This is not an easy question to ask. On the surface many of us would firmly reinforce the right to have an opinion and equally the right to express it.
In the West we live in what is deemed as a pillar of example for democracy and free speech. It is therefore very common to hear people proclaim they have a right to their opinion.
I question this; I question our right to have an opinion. It has been my experience on a number of occasions that I have defended and expressed an opinion, only to find upon further enquiry that it has no validity. This is not an easy thing to face; it sends you to further depths of exploring the world in which you think you live.
I do hope you are with me in this line of questioning, no matter how difficult it may feel. It may emerge feelings of anger or frustration, but the journey is worth it.
What is it to truly have an opinion?
What is the opinion being expressed founded on?
To truly have an opinion takes an immense responsibility, a responsibility to understand what you are speaking, to question the thought process, to be open to the possibility of being incorrect. Above all else it is the grace to know, to deeply understand the intention that lies behind the expression of your thought process.
When we come from a place of responsibility in what we speak and express, it has the ability to change the way we communicate. It changes how we look at things, it changes the way we operate in our daily lives. When you take this responsibility on, rather than mindlessly speak, you look into the subject intensely. To truly understand what is driving this impulse to express is an aspect of freedom, the freedom to explore as an individual.
Often the expression of opinion in our society is a mere act of mimicry.

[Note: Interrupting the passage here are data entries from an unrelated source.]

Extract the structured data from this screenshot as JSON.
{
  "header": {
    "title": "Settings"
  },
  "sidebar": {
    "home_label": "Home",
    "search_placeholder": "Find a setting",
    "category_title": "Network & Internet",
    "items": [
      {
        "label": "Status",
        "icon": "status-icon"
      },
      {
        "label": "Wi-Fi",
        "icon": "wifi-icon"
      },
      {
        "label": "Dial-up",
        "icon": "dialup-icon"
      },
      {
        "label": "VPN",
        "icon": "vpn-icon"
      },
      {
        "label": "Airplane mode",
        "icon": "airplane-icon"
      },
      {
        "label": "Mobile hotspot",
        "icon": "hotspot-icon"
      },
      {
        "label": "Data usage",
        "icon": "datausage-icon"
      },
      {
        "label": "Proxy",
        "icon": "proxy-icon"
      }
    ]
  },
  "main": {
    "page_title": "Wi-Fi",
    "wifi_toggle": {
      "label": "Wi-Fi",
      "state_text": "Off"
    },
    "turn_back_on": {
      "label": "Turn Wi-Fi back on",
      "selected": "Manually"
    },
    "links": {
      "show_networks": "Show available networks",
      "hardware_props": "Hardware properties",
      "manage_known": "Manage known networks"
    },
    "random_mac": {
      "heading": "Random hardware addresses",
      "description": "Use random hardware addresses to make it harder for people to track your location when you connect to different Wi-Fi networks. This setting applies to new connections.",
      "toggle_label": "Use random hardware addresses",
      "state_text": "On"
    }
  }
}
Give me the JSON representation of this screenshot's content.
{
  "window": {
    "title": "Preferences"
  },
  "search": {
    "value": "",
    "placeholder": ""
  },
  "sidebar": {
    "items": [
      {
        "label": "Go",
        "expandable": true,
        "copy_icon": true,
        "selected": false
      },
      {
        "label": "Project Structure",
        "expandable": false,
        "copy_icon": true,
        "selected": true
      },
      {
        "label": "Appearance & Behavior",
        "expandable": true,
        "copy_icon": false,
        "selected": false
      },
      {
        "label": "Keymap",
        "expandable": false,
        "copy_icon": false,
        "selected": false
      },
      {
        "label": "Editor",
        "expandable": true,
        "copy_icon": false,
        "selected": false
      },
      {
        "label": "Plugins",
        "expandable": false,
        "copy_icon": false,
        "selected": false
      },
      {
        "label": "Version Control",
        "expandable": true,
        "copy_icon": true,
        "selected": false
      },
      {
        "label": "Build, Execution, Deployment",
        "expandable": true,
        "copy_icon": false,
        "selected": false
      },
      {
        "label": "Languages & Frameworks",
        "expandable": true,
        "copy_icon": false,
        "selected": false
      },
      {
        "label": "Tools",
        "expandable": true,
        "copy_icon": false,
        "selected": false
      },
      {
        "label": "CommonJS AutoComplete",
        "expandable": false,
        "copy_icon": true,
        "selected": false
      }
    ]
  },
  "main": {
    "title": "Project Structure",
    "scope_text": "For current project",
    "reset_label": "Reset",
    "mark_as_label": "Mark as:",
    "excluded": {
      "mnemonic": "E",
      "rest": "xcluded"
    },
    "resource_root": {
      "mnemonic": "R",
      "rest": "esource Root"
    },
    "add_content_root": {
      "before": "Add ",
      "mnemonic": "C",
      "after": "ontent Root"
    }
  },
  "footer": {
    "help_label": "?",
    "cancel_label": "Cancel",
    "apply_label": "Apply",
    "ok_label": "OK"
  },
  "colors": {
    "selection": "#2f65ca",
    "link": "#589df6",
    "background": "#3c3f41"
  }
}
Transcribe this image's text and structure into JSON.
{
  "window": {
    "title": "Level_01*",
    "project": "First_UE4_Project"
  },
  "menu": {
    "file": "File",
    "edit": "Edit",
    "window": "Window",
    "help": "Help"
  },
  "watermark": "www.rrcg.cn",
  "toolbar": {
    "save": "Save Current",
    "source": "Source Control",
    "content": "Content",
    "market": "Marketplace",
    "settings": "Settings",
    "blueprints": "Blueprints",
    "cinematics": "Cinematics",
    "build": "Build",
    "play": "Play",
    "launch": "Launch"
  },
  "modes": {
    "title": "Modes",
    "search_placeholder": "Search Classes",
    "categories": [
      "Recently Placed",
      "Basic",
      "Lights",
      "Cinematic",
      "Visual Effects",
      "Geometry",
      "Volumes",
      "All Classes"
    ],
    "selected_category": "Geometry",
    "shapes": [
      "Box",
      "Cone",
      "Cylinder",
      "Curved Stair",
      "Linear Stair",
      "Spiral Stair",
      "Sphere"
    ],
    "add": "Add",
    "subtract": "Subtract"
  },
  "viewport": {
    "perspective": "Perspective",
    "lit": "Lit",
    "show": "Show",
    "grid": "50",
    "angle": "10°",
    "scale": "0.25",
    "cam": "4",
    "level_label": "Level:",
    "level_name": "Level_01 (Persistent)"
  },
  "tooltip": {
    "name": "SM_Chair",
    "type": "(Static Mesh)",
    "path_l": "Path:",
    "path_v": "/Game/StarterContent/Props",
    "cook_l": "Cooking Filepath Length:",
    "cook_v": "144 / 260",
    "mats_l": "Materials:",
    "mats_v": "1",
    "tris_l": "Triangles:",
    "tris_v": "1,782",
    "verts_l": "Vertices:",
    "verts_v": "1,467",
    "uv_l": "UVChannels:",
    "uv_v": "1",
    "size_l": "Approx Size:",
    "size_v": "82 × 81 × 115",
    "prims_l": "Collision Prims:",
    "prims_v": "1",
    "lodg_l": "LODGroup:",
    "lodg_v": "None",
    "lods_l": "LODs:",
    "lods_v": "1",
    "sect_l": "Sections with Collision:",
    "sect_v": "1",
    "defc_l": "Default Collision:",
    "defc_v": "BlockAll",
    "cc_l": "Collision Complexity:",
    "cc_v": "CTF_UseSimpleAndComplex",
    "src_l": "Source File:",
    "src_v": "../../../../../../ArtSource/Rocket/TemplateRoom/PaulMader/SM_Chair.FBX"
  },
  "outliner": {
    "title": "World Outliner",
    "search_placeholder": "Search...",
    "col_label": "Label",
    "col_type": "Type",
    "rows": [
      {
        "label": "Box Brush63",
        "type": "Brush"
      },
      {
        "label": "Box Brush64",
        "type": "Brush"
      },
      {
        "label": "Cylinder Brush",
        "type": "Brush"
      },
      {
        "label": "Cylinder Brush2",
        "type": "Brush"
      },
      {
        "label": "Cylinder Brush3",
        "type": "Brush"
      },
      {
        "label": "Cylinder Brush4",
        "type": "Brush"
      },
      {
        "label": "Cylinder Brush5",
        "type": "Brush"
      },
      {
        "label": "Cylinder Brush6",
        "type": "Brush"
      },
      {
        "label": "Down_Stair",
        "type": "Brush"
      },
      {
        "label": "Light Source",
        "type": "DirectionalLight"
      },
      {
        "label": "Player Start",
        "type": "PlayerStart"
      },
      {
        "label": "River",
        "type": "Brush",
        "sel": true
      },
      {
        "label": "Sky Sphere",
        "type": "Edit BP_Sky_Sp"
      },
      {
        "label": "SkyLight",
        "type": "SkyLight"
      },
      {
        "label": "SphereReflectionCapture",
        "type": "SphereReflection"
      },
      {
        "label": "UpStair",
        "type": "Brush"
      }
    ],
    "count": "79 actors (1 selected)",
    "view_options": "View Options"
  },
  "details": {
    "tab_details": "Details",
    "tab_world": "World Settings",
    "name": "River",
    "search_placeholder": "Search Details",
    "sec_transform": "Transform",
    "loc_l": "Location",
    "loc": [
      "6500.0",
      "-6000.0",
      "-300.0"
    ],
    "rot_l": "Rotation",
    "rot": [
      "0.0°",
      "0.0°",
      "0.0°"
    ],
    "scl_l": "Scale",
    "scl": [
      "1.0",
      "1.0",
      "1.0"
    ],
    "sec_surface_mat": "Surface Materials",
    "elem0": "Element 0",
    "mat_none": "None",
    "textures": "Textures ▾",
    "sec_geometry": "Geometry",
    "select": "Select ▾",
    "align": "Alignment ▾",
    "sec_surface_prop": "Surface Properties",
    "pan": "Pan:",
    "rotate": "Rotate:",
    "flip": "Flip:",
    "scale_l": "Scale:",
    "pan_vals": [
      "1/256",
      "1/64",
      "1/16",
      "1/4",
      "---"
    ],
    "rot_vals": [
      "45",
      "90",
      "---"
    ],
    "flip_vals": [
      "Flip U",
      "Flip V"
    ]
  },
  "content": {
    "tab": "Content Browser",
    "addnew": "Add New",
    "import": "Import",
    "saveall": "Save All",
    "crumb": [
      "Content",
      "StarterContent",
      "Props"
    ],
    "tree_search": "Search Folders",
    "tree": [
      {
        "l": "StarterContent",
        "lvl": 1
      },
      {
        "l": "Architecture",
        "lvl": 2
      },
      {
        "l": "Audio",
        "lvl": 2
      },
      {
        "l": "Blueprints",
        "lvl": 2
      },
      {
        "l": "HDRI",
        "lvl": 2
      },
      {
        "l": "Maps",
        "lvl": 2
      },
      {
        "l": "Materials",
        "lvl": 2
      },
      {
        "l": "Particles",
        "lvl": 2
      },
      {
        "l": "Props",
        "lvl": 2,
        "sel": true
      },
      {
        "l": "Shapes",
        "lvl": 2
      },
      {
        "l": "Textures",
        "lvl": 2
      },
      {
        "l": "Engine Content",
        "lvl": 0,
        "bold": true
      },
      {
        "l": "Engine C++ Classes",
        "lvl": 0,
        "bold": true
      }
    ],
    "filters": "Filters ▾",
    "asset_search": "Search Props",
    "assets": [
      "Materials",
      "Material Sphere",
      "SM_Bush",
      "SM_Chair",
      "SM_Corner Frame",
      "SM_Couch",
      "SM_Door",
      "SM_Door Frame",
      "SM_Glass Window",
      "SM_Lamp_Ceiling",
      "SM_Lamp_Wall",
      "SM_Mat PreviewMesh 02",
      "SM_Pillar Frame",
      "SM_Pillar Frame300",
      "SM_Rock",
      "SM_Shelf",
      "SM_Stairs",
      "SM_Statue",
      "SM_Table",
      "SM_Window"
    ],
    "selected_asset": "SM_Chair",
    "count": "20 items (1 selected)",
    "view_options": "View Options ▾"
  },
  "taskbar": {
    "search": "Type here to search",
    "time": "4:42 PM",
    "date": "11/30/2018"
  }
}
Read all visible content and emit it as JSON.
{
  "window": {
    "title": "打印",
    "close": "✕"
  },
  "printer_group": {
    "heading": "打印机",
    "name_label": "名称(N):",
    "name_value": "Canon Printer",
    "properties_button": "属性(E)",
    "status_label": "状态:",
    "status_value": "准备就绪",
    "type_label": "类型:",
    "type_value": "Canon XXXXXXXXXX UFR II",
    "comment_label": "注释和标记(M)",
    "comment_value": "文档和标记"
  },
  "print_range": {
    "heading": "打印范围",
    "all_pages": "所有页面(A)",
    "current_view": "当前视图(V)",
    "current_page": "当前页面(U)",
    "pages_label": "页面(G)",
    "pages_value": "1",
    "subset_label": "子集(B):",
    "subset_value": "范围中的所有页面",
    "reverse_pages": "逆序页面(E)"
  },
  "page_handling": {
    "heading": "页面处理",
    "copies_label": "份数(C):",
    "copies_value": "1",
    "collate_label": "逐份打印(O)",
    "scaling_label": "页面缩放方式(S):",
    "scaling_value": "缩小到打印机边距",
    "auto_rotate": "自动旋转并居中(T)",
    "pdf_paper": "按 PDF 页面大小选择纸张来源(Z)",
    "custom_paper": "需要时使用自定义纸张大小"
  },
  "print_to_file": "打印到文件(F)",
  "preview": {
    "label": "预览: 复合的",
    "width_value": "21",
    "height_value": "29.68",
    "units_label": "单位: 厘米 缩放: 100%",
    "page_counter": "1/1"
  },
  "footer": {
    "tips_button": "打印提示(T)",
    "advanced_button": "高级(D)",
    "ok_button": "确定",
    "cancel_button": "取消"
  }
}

Few understand the responsibility it takes to truly have an opinion, to truly understand the impact and vibration it has in forming our reality.
Are you any different?
Do you have a right to your opinion?